All the way, at odd times, far off, with neither sense nor sequence, the guns have sounded almost like the noises of peace — blasting or pile-driving. Now, outside the village, as the ambulance comes out upon the hill, they sound for the first time like the noise of battle, much nearer and much more terrible. Now, too, far off, as the car runs in the open, the drivers see the star-shells going up and up, and bursting into white stars, and pausing and drifting slowly down, very, very slowly, pausing as they come, far apart, yet so many that there are always more than one aloft. They are the most beautiful things in modern war and almost the most terrible. Often they pause so long before dying that they look like the lights of peace in lighthouse and city beacon, or like planets in the sky.
In this open space the drivers can see for some miles over the battlefield. Over it all, as far as the eye can see, the lights are rising and falling. There is not much noise, almost no continual noise, but a sort of mutter of battle with explosions now and then. Very far away, perhaps ten miles away, there is fighting, for in that quarter the sky glimmers as though with summer lightning; the winks and flashes of the guns shake and die across heaven.

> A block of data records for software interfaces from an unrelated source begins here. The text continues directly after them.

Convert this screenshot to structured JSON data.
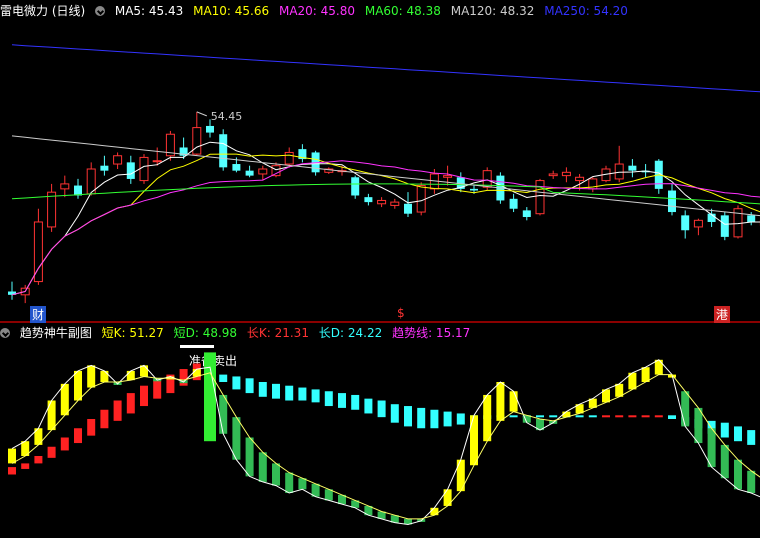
{
  "top_panel": {
    "title": "雷电微力 (日线)",
    "ma_labels": [
      {
        "text": "MA5: 45.43",
        "color": "#ffffff"
      },
      {
        "text": "MA10: 45.66",
        "color": "#ffff00"
      },
      {
        "text": "MA20: 45.80",
        "color": "#ff33ff"
      },
      {
        "text": "MA60: 48.38",
        "color": "#33ff33"
      },
      {
        "text": "MA120: 48.32",
        "color": "#cccccc"
      },
      {
        "text": "MA250: 54.20",
        "color": "#3333ff"
      }
    ],
    "max_label": "54.45",
    "markers": [
      {
        "text": "财",
        "color": "#ffffff",
        "bg": "#2255cc"
      },
      {
        "text": "$",
        "color": "#ff3333",
        "bg": "transparent"
      },
      {
        "text": "港",
        "color": "#ffffff",
        "bg": "#cc2222"
      }
    ]
  },
  "bottom_panel": {
    "title": "趋势神牛副图",
    "labels": [
      {
        "text": "短K: 51.27",
        "color": "#ffff00"
      },
      {
        "text": "短D: 48.98",
        "color": "#33ff33"
      },
      {
        "text": "长K: 21.31",
        "color": "#ff3333"
      },
      {
        "text": "长D: 24.22",
        "color": "#33ffff"
      },
      {
        "text": "趋势线: 15.17",
        "color": "#ff33ff"
      }
    ],
    "signal_text": "准备卖出"
  },
  "chart_data": [
    {
      "type": "candlestick",
      "title": "雷电微力 (日线)",
      "ylim": [
        42,
        60
      ],
      "candles": [
        [
          43.6,
          44.2,
          43.1,
          43.4
        ],
        [
          43.4,
          44.0,
          42.9,
          43.8
        ],
        [
          44.2,
          48.6,
          44.0,
          47.8
        ],
        [
          47.5,
          50.1,
          47.2,
          49.6
        ],
        [
          49.8,
          50.6,
          49.3,
          50.1
        ],
        [
          50.0,
          50.4,
          49.2,
          49.4
        ],
        [
          49.5,
          51.4,
          49.4,
          51.0
        ],
        [
          51.2,
          51.8,
          50.6,
          50.9
        ],
        [
          51.3,
          52.0,
          51.0,
          51.8
        ],
        [
          51.4,
          51.8,
          50.1,
          50.4
        ],
        [
          50.3,
          51.9,
          50.1,
          51.7
        ],
        [
          51.5,
          52.3,
          51.2,
          51.5
        ],
        [
          51.8,
          53.3,
          51.5,
          53.1
        ],
        [
          52.3,
          52.9,
          51.6,
          51.8
        ],
        [
          51.9,
          54.45,
          51.8,
          53.5
        ],
        [
          53.6,
          54.0,
          52.9,
          53.2
        ],
        [
          53.1,
          53.4,
          50.9,
          51.1
        ],
        [
          51.3,
          51.7,
          50.8,
          50.9
        ],
        [
          50.9,
          51.2,
          50.5,
          50.6
        ],
        [
          50.7,
          51.2,
          50.3,
          51.0
        ],
        [
          50.6,
          51.4,
          50.5,
          51.2
        ],
        [
          51.3,
          52.3,
          51.1,
          52.0
        ],
        [
          52.2,
          52.5,
          51.4,
          51.6
        ],
        [
          52.0,
          52.1,
          50.6,
          50.8
        ],
        [
          50.8,
          51.1,
          50.7,
          51.0
        ],
        [
          50.9,
          51.2,
          50.6,
          50.9
        ],
        [
          50.5,
          50.6,
          49.2,
          49.4
        ],
        [
          49.3,
          49.5,
          48.8,
          49.0
        ],
        [
          48.9,
          49.3,
          48.7,
          49.1
        ],
        [
          48.8,
          49.2,
          48.6,
          49.0
        ],
        [
          48.9,
          49.6,
          48.1,
          48.3
        ],
        [
          48.4,
          50.2,
          48.2,
          50.0
        ],
        [
          49.8,
          51.0,
          49.5,
          50.7
        ],
        [
          50.5,
          51.2,
          50.0,
          50.6
        ],
        [
          50.5,
          50.8,
          49.6,
          49.8
        ],
        [
          49.8,
          50.0,
          49.5,
          49.7
        ],
        [
          49.9,
          51.1,
          49.7,
          50.9
        ],
        [
          50.6,
          50.8,
          48.9,
          49.1
        ],
        [
          49.2,
          49.5,
          48.4,
          48.6
        ],
        [
          48.5,
          48.7,
          47.9,
          48.1
        ],
        [
          48.3,
          50.4,
          48.2,
          50.3
        ],
        [
          50.6,
          50.9,
          50.4,
          50.7
        ],
        [
          50.6,
          51.1,
          50.2,
          50.8
        ],
        [
          50.3,
          50.7,
          49.7,
          50.5
        ],
        [
          49.8,
          50.5,
          49.6,
          50.4
        ],
        [
          50.3,
          51.2,
          50.2,
          51.0
        ],
        [
          50.4,
          52.4,
          50.2,
          51.3
        ],
        [
          51.2,
          51.6,
          50.5,
          50.9
        ],
        [
          50.9,
          51.3,
          50.5,
          50.8
        ],
        [
          51.5,
          51.6,
          49.5,
          49.8
        ],
        [
          49.7,
          50.1,
          48.2,
          48.4
        ],
        [
          48.2,
          48.5,
          46.8,
          47.3
        ],
        [
          47.5,
          48.0,
          47.0,
          47.9
        ],
        [
          48.3,
          48.6,
          47.5,
          47.8
        ],
        [
          48.2,
          48.4,
          46.7,
          46.9
        ],
        [
          46.9,
          48.8,
          46.8,
          48.6
        ],
        [
          48.2,
          48.4,
          47.6,
          47.8
        ],
        [
          47.6,
          48.1,
          47.2,
          47.9
        ]
      ]
    },
    {
      "type": "bar",
      "title": "趋势神牛副图",
      "ylim": [
        0,
        100
      ],
      "series": [
        {
          "name": "短K",
          "values": [
            44,
            48,
            55,
            70,
            79,
            86,
            89,
            86,
            79,
            86,
            89,
            81,
            83,
            80,
            87,
            88,
            52,
            38,
            29,
            26,
            24,
            20,
            22,
            18,
            16,
            14,
            12,
            8,
            6,
            4,
            3,
            5,
            12,
            22,
            38,
            62,
            73,
            80,
            75,
            58,
            54,
            58,
            64,
            68,
            71,
            76,
            79,
            85,
            88,
            92,
            84,
            56,
            47,
            34,
            28,
            22,
            20,
            17
          ]
        },
        {
          "name": "短D",
          "values": [
            36,
            40,
            46,
            54,
            62,
            70,
            77,
            80,
            80,
            81,
            83,
            82,
            82,
            81,
            83,
            85,
            73,
            61,
            50,
            42,
            36,
            31,
            28,
            25,
            22,
            19,
            16,
            13,
            10,
            8,
            6,
            6,
            8,
            13,
            21,
            35,
            48,
            59,
            64,
            62,
            60,
            59,
            61,
            63,
            66,
            69,
            72,
            76,
            80,
            84,
            84,
            75,
            66,
            55,
            46,
            38,
            32,
            27
          ]
        },
        {
          "name": "长K",
          "values": [
            34,
            36,
            40,
            45,
            50,
            55,
            60,
            65,
            70,
            74,
            78,
            81,
            84,
            87,
            90,
            92,
            80,
            76,
            74,
            72,
            71,
            70,
            70,
            69,
            67,
            66,
            65,
            63,
            61,
            58,
            56,
            55,
            55,
            56,
            57,
            58,
            60,
            61,
            61,
            61,
            61,
            61,
            61,
            61,
            61,
            62,
            62,
            62,
            62,
            62,
            60,
            57,
            55,
            52,
            50,
            48,
            46,
            44
          ]
        },
        {
          "name": "长D",
          "values": [
            30,
            33,
            36,
            39,
            43,
            47,
            51,
            55,
            59,
            63,
            67,
            71,
            74,
            78,
            81,
            84,
            84,
            83,
            82,
            80,
            79,
            78,
            77,
            76,
            75,
            74,
            73,
            71,
            70,
            68,
            67,
            66,
            65,
            64,
            63,
            62,
            62,
            62,
            62,
            62,
            62,
            62,
            62,
            62,
            62,
            62,
            62,
            62,
            62,
            62,
            62,
            61,
            60,
            59,
            58,
            56,
            54,
            52
          ]
        }
      ]
    }
  ]
}
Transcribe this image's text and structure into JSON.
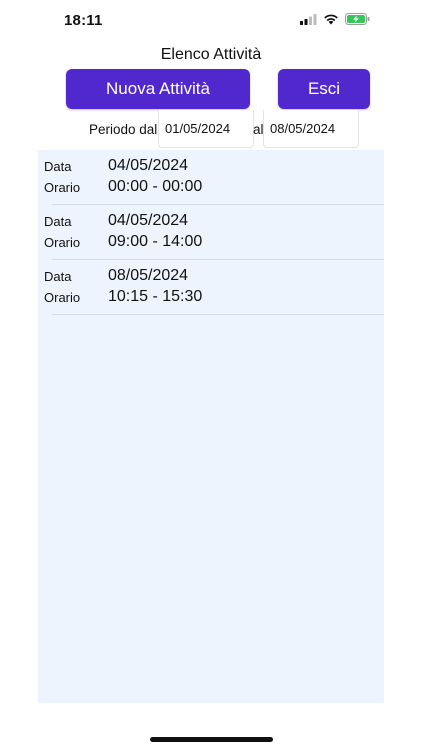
{
  "status_bar": {
    "time": "18:11"
  },
  "header": {
    "title": "Elenco Attività"
  },
  "buttons": {
    "new_activity": "Nuova Attività",
    "exit": "Esci"
  },
  "period": {
    "label_from": "Periodo dal",
    "from_value": "01/05/2024",
    "label_to": "al",
    "to_value": "08/05/2024"
  },
  "activities": [
    {
      "date_label": "Data",
      "date": "04/05/2024",
      "time_label": "Orario",
      "time": "00:00 - 00:00"
    },
    {
      "date_label": "Data",
      "date": "04/05/2024",
      "time_label": "Orario",
      "time": "09:00 - 14:00"
    },
    {
      "date_label": "Data",
      "date": "08/05/2024",
      "time_label": "Orario",
      "time": "10:15 - 15:30"
    }
  ],
  "icons": [
    "cellular-signal-icon",
    "wifi-icon",
    "battery-charging-icon"
  ],
  "colors": {
    "accent": "#5128cd",
    "list_background": "#eef4fd",
    "battery": "#34c759"
  }
}
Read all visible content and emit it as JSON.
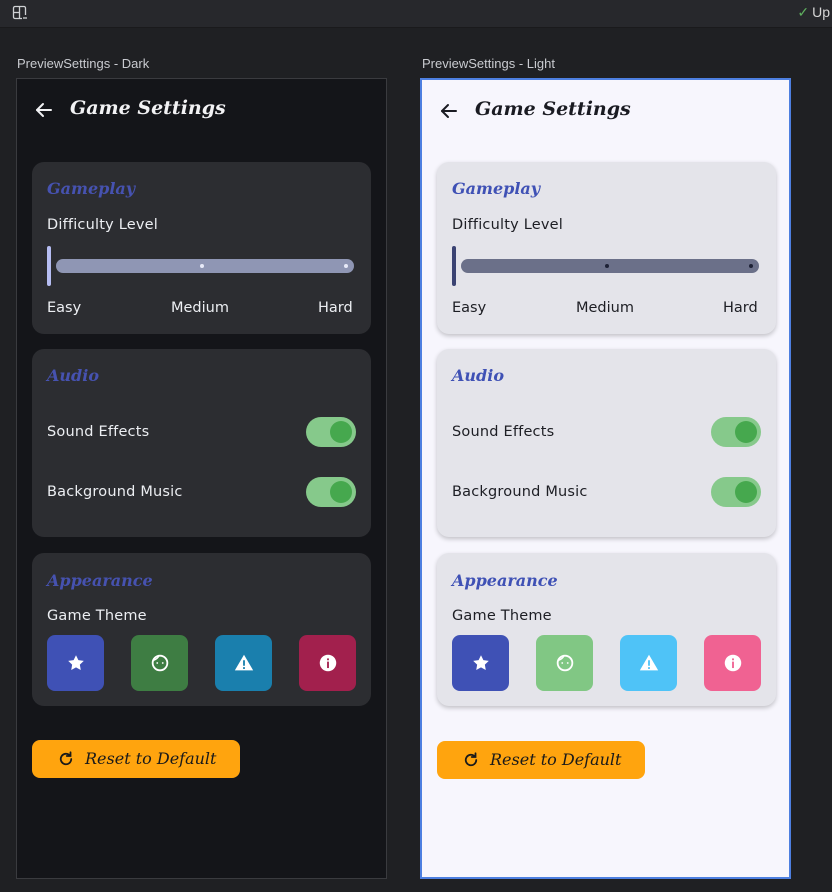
{
  "topbar": {
    "layout_icon": "split-layout-icon",
    "status_check_icon": "check-icon",
    "status_text": "Up"
  },
  "previews": [
    {
      "label": "PreviewSettings - Dark",
      "theme": "dark",
      "app_title": "Game Settings",
      "back_icon": "arrow-left-icon",
      "gameplay": {
        "title": "Gameplay",
        "difficulty_label": "Difficulty Level",
        "slider_value_fraction": 0.0,
        "stops": [
          "Easy",
          "Medium",
          "Hard"
        ]
      },
      "audio": {
        "title": "Audio",
        "sound_effects_label": "Sound Effects",
        "sound_effects_on": true,
        "music_label": "Background Music",
        "music_on": true
      },
      "appearance": {
        "title": "Appearance",
        "theme_label": "Game Theme",
        "themes": [
          {
            "icon": "star-icon",
            "color": "#3f51b5"
          },
          {
            "icon": "face-icon",
            "color": "#3e7d43"
          },
          {
            "icon": "warning-icon",
            "color": "#1a7fad"
          },
          {
            "icon": "info-icon",
            "color": "#a2204d"
          }
        ]
      },
      "reset_label": "Reset to Default",
      "reset_icon": "refresh-icon"
    },
    {
      "label": "PreviewSettings - Light",
      "theme": "light",
      "app_title": "Game Settings",
      "back_icon": "arrow-left-icon",
      "gameplay": {
        "title": "Gameplay",
        "difficulty_label": "Difficulty Level",
        "slider_value_fraction": 0.0,
        "stops": [
          "Easy",
          "Medium",
          "Hard"
        ]
      },
      "audio": {
        "title": "Audio",
        "sound_effects_label": "Sound Effects",
        "sound_effects_on": true,
        "music_label": "Background Music",
        "music_on": true
      },
      "appearance": {
        "title": "Appearance",
        "theme_label": "Game Theme",
        "themes": [
          {
            "icon": "star-icon",
            "color": "#3f51b5"
          },
          {
            "icon": "face-icon",
            "color": "#81c784"
          },
          {
            "icon": "warning-icon",
            "color": "#4fc3f7"
          },
          {
            "icon": "info-icon",
            "color": "#f06292"
          }
        ]
      },
      "reset_label": "Reset to Default",
      "reset_icon": "refresh-icon"
    }
  ]
}
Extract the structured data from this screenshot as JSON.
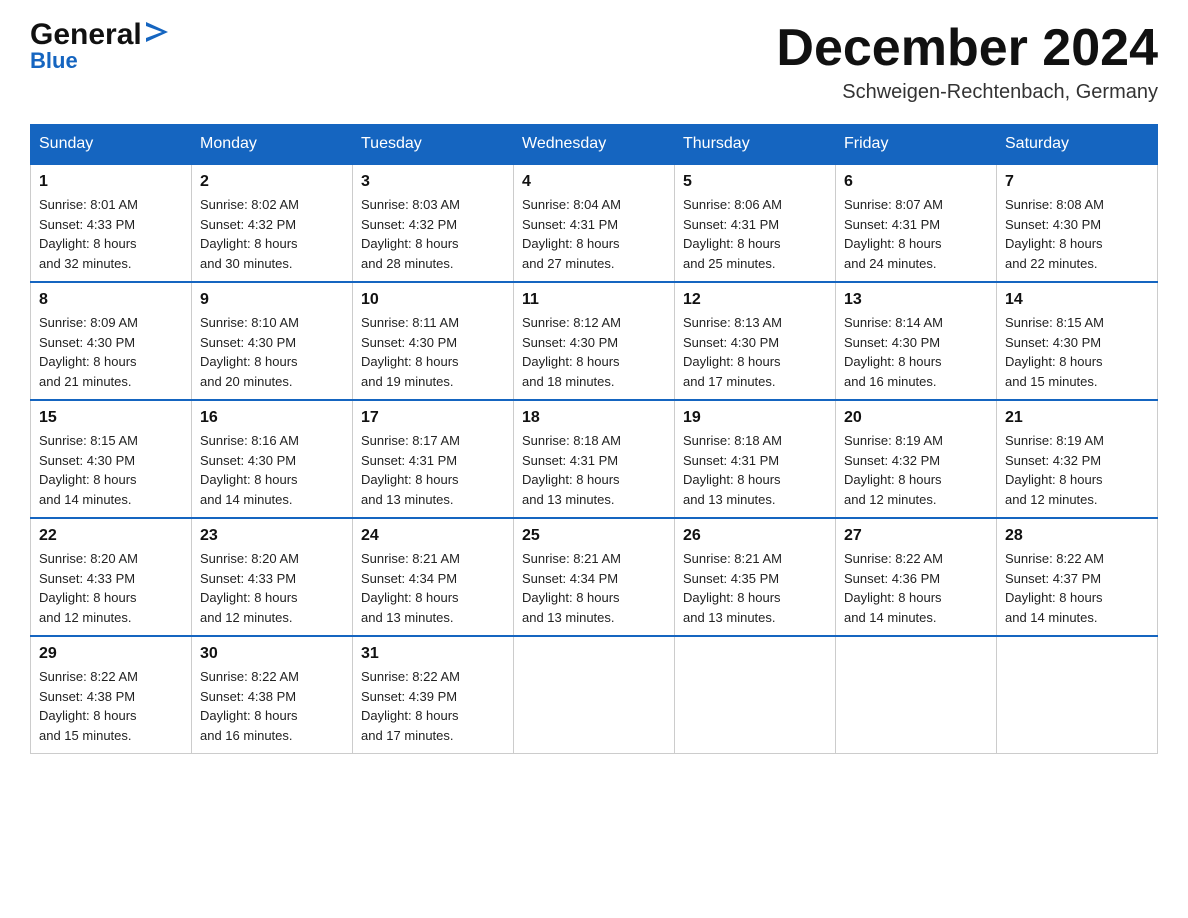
{
  "header": {
    "logo_general": "General",
    "logo_blue": "Blue",
    "month_title": "December 2024",
    "location": "Schweigen-Rechtenbach, Germany"
  },
  "days_of_week": [
    "Sunday",
    "Monday",
    "Tuesday",
    "Wednesday",
    "Thursday",
    "Friday",
    "Saturday"
  ],
  "weeks": [
    [
      {
        "day": "1",
        "sunrise": "8:01 AM",
        "sunset": "4:33 PM",
        "daylight": "8 hours and 32 minutes."
      },
      {
        "day": "2",
        "sunrise": "8:02 AM",
        "sunset": "4:32 PM",
        "daylight": "8 hours and 30 minutes."
      },
      {
        "day": "3",
        "sunrise": "8:03 AM",
        "sunset": "4:32 PM",
        "daylight": "8 hours and 28 minutes."
      },
      {
        "day": "4",
        "sunrise": "8:04 AM",
        "sunset": "4:31 PM",
        "daylight": "8 hours and 27 minutes."
      },
      {
        "day": "5",
        "sunrise": "8:06 AM",
        "sunset": "4:31 PM",
        "daylight": "8 hours and 25 minutes."
      },
      {
        "day": "6",
        "sunrise": "8:07 AM",
        "sunset": "4:31 PM",
        "daylight": "8 hours and 24 minutes."
      },
      {
        "day": "7",
        "sunrise": "8:08 AM",
        "sunset": "4:30 PM",
        "daylight": "8 hours and 22 minutes."
      }
    ],
    [
      {
        "day": "8",
        "sunrise": "8:09 AM",
        "sunset": "4:30 PM",
        "daylight": "8 hours and 21 minutes."
      },
      {
        "day": "9",
        "sunrise": "8:10 AM",
        "sunset": "4:30 PM",
        "daylight": "8 hours and 20 minutes."
      },
      {
        "day": "10",
        "sunrise": "8:11 AM",
        "sunset": "4:30 PM",
        "daylight": "8 hours and 19 minutes."
      },
      {
        "day": "11",
        "sunrise": "8:12 AM",
        "sunset": "4:30 PM",
        "daylight": "8 hours and 18 minutes."
      },
      {
        "day": "12",
        "sunrise": "8:13 AM",
        "sunset": "4:30 PM",
        "daylight": "8 hours and 17 minutes."
      },
      {
        "day": "13",
        "sunrise": "8:14 AM",
        "sunset": "4:30 PM",
        "daylight": "8 hours and 16 minutes."
      },
      {
        "day": "14",
        "sunrise": "8:15 AM",
        "sunset": "4:30 PM",
        "daylight": "8 hours and 15 minutes."
      }
    ],
    [
      {
        "day": "15",
        "sunrise": "8:15 AM",
        "sunset": "4:30 PM",
        "daylight": "8 hours and 14 minutes."
      },
      {
        "day": "16",
        "sunrise": "8:16 AM",
        "sunset": "4:30 PM",
        "daylight": "8 hours and 14 minutes."
      },
      {
        "day": "17",
        "sunrise": "8:17 AM",
        "sunset": "4:31 PM",
        "daylight": "8 hours and 13 minutes."
      },
      {
        "day": "18",
        "sunrise": "8:18 AM",
        "sunset": "4:31 PM",
        "daylight": "8 hours and 13 minutes."
      },
      {
        "day": "19",
        "sunrise": "8:18 AM",
        "sunset": "4:31 PM",
        "daylight": "8 hours and 13 minutes."
      },
      {
        "day": "20",
        "sunrise": "8:19 AM",
        "sunset": "4:32 PM",
        "daylight": "8 hours and 12 minutes."
      },
      {
        "day": "21",
        "sunrise": "8:19 AM",
        "sunset": "4:32 PM",
        "daylight": "8 hours and 12 minutes."
      }
    ],
    [
      {
        "day": "22",
        "sunrise": "8:20 AM",
        "sunset": "4:33 PM",
        "daylight": "8 hours and 12 minutes."
      },
      {
        "day": "23",
        "sunrise": "8:20 AM",
        "sunset": "4:33 PM",
        "daylight": "8 hours and 12 minutes."
      },
      {
        "day": "24",
        "sunrise": "8:21 AM",
        "sunset": "4:34 PM",
        "daylight": "8 hours and 13 minutes."
      },
      {
        "day": "25",
        "sunrise": "8:21 AM",
        "sunset": "4:34 PM",
        "daylight": "8 hours and 13 minutes."
      },
      {
        "day": "26",
        "sunrise": "8:21 AM",
        "sunset": "4:35 PM",
        "daylight": "8 hours and 13 minutes."
      },
      {
        "day": "27",
        "sunrise": "8:22 AM",
        "sunset": "4:36 PM",
        "daylight": "8 hours and 14 minutes."
      },
      {
        "day": "28",
        "sunrise": "8:22 AM",
        "sunset": "4:37 PM",
        "daylight": "8 hours and 14 minutes."
      }
    ],
    [
      {
        "day": "29",
        "sunrise": "8:22 AM",
        "sunset": "4:38 PM",
        "daylight": "8 hours and 15 minutes."
      },
      {
        "day": "30",
        "sunrise": "8:22 AM",
        "sunset": "4:38 PM",
        "daylight": "8 hours and 16 minutes."
      },
      {
        "day": "31",
        "sunrise": "8:22 AM",
        "sunset": "4:39 PM",
        "daylight": "8 hours and 17 minutes."
      },
      null,
      null,
      null,
      null
    ]
  ],
  "labels": {
    "sunrise_prefix": "Sunrise: ",
    "sunset_prefix": "Sunset: ",
    "daylight_prefix": "Daylight: "
  }
}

One side of the road here is screened with burlap stretched upon posts for half a mile together; otherwise daytime traffic on it would be seen by the enemy. Some of the burlap is in rags and some of the posts are broken; the wreck of a cart lies beside the road, and in the road itself are roundish patches of new stones where shell-holes have been mended, perhaps a few minutes before. This part of the road jingles like the rest with traffic, though here, for some reason, there are fewer motor-lorries and more horse-wagons. Here and there are working parties filling up shell-holes with stones. That piece of road is always much shelled in the daytime.
By this time the moon is riding the night in beauty. The ambulance passes from the danger patch into a desert with neither hedge nor tree upon it. In the moonlight one can see the fields on each side of the road for perhaps a quarter of a mile, as in a summer dusk. One glance at the fields is enough to show that they have been bedeviled by the hand of war. All the countryside shows like a warren, with holes and tossed-up earth, as though rabbits as big as horses had been burrowing there for years. The earth lies scooped up in lines and heaps and hillocks, paler than the grass in this light, but all irregular and meaningless and useless. Near the road the pits and tossings of the earth run into one another at every yard, and out of them project the bones of their victims — carts with their wheels in air, the skulls of horses, the bonnets of ambulances, and splinters that might have been anything.
Once, for three weeks on end, day and night, all that road and the land beside it was rained upon by shells of every kind till it became as it is now, blasted from all likeness to land. There are not five consecutive unscarred yards upon any part of it. It is torn and burrowed in and pitted with the pox of war; the flesh of the earth is eaten and blown away and the bones of the solid world laid bare. At seeing this for the first time in its fullness a man has just that sense of infamous desecration which comes to him when he first sees wounded men brought in from the battlefield. During the weeks of that fury the men and horses that were killed upon that land were buried and unburied daily many times, and torn at last to dust and laid with the dust.
From “The Harvest of the Night,” which appeared in the May 1917 issue of Harper’s Magazine. The complete essay — along with the magazine’s entire 165-year archive — is available online at harpers.org/fromthearchive.